The UN Convention on the Rights of Persons with Disabilities and its Impact on Mental Health Law and Policy in Canada
Law and Mind: Mental Health Law and Policy in Canada (May 2016)
28 Pages Posted: 21 Nov 2017
Date Written: May 12, 2016
• Adopted on December 13, 2006, the United Nations Convention on the Rights of Persons with Disabilities (CRPD) has made history as the first human rights treaty of the 21st century and the fastest ever negotiated.
• The CRPD has facilitated a shift in the paradigm of physical and psychosocial disabilities from the traditional medical model of disability to a rights-based social model focused on inclusion, equality, and autonomy.
• Canada’s Reservations to Article 12 of the CRPD (equal recognition before the law) does not align with the UN CRPD Committee’s insistence on the sole use of supported decision-making regimes for persons with disabilities deemed to lack capacity.
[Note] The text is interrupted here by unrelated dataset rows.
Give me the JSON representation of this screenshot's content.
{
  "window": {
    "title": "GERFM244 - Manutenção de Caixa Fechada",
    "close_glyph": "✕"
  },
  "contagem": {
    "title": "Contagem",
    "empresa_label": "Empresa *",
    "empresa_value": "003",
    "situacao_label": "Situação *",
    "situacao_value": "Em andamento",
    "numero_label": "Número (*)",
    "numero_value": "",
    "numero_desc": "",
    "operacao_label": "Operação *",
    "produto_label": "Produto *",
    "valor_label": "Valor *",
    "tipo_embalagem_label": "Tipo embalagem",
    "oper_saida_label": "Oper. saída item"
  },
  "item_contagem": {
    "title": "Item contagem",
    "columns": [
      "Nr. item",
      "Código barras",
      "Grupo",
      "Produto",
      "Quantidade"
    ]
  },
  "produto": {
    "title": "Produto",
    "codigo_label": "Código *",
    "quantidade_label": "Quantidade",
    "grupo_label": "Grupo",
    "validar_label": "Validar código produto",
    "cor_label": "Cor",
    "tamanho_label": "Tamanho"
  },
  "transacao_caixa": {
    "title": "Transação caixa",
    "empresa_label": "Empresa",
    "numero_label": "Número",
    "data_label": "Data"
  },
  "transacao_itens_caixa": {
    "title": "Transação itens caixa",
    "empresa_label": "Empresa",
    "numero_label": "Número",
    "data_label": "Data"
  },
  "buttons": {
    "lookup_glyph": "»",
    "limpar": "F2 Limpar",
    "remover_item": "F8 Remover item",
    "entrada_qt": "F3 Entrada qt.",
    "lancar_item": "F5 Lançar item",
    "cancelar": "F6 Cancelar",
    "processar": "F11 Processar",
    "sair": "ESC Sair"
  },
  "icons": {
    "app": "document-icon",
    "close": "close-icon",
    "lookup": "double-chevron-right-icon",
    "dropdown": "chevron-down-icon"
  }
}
• Thus far, while the CRPD remains explicitly inconspicuous in Canadian policy and law, its broader shift in the social and cultural paradigm of disability will likely result in further changes to the practice of medicine to enhance the inclusion and equality rights of persons with disabilities such as improved access to medical treatment and increased personal autonomy through supported decision-making regimes, etc.
Keywords: Global health; International Law; Canada; Mental Health; Disability Rights
JEL Classification: F50; F53; F55; I14; I15; I18; K33; K32
Suggested Citation: Suggested Citation